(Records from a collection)
····················

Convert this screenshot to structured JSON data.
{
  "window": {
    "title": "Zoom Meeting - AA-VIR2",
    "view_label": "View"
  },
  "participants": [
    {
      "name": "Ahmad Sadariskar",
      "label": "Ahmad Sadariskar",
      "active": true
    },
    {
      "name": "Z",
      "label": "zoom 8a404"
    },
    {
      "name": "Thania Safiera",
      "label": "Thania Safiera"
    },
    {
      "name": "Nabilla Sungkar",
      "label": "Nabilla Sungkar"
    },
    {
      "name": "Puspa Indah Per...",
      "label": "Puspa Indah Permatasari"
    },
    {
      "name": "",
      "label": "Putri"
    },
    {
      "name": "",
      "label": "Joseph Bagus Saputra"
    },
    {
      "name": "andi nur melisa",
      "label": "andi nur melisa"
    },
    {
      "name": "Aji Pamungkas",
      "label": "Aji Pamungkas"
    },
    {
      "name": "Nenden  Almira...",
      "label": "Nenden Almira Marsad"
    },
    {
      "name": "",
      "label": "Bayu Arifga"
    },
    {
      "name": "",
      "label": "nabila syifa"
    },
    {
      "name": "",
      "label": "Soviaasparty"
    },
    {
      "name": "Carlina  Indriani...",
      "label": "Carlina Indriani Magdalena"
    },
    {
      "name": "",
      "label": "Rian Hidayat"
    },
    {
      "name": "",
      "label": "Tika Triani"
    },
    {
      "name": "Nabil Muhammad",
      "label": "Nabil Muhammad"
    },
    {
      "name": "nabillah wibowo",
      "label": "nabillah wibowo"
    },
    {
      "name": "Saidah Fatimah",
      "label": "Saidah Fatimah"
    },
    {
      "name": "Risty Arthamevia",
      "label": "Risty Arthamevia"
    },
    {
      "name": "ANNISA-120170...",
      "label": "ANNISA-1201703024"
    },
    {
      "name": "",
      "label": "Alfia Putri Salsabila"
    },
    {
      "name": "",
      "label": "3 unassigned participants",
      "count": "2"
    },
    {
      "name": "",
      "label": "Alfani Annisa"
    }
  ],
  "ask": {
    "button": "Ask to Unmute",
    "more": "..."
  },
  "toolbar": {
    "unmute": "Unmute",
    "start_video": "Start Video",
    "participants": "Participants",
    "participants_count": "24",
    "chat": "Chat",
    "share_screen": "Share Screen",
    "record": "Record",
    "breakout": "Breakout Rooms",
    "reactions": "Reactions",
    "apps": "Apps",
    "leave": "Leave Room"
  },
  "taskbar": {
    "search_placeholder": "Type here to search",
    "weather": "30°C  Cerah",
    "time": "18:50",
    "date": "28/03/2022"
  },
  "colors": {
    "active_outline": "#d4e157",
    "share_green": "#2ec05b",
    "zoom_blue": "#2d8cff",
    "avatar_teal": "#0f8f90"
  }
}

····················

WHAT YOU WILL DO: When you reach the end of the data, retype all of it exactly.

RESULT OF THIS EXERCISE:
Convert this screenshot to structured JSON data.
{
  "window": {
    "title": "Zoom Meeting - AA-VIR2",
    "view_label": "View"
  },
  "participants": [
    {
      "name": "Ahmad Sadariskar",
      "label": "Ahmad Sadariskar",
      "active": true
    },
    {
      "name": "Z",
      "label": "zoom 8a404"
    },
    {
      "name": "Thania Safiera",
      "label": "Thania Safiera"
    },
    {
      "name": "Nabilla Sungkar",
      "label": "Nabilla Sungkar"
    },
    {
      "name": "Puspa Indah Per...",
      "label": "Puspa Indah Permatasari"
    },
    {
      "name": "",
      "label": "Putri"
    },
    {
      "name": "",
      "label": "Joseph Bagus Saputra"
    },
    {
      "name": "andi nur melisa",
      "label": "andi nur melisa"
    },
    {
      "name": "Aji Pamungkas",
      "label": "Aji Pamungkas"
    },
    {
      "name": "Nenden  Almira...",
      "label": "Nenden Almira Marsad"
    },
    {
      "name": "",
      "label": "Bayu Arifga"
    },
    {
      "name": "",
      "label": "nabila syifa"
    },
    {
      "name": "",
      "label": "Soviaasparty"
    },
    {
      "name": "Carlina  Indriani...",
      "label": "Carlina Indriani Magdalena"
    },
    {
      "name": "",
      "label": "Rian Hidayat"
    },
    {
      "name": "",
      "label": "Tika Triani"
    },
    {
      "name": "Nabil Muhammad",
      "label": "Nabil Muhammad"
    },
    {
      "name": "nabillah wibowo",
      "label": "nabillah wibowo"
    },
    {
      "name": "Saidah Fatimah",
      "label": "Saidah Fatimah"
    },
    {
      "name": "Risty Arthamevia",
      "label": "Risty Arthamevia"
    },
    {
      "name": "ANNISA-120170...",
      "label": "ANNISA-1201703024"
    },
    {
      "name": "",
      "label": "Alfia Putri Salsabila"
    },
    {
      "name": "",
      "label": "3 unassigned participants",
      "count": "2"
    },
    {
      "name": "",
      "label": "Alfani Annisa"
    }
  ],
  "ask": {
    "button": "Ask to Unmute",
    "more": "..."
  },
  "toolbar": {
    "unmute": "Unmute",
    "start_video": "Start Video",
    "participants": "Participants",
    "participants_count": "24",
    "chat": "Chat",
    "share_screen": "Share Screen",
    "record": "Record",
    "breakout": "Breakout Rooms",
    "reactions": "Reactions",
    "apps": "Apps",
    "leave": "Leave Room"
  },
  "taskbar": {
    "search_placeholder": "Type here to search",
    "weather": "30°C  Cerah",
    "time": "18:50",
    "date": "28/03/2022"
  },
  "colors": {
    "active_outline": "#d4e157",
    "share_green": "#2ec05b",
    "zoom_blue": "#2d8cff",
    "avatar_teal": "#0f8f90"
  }
}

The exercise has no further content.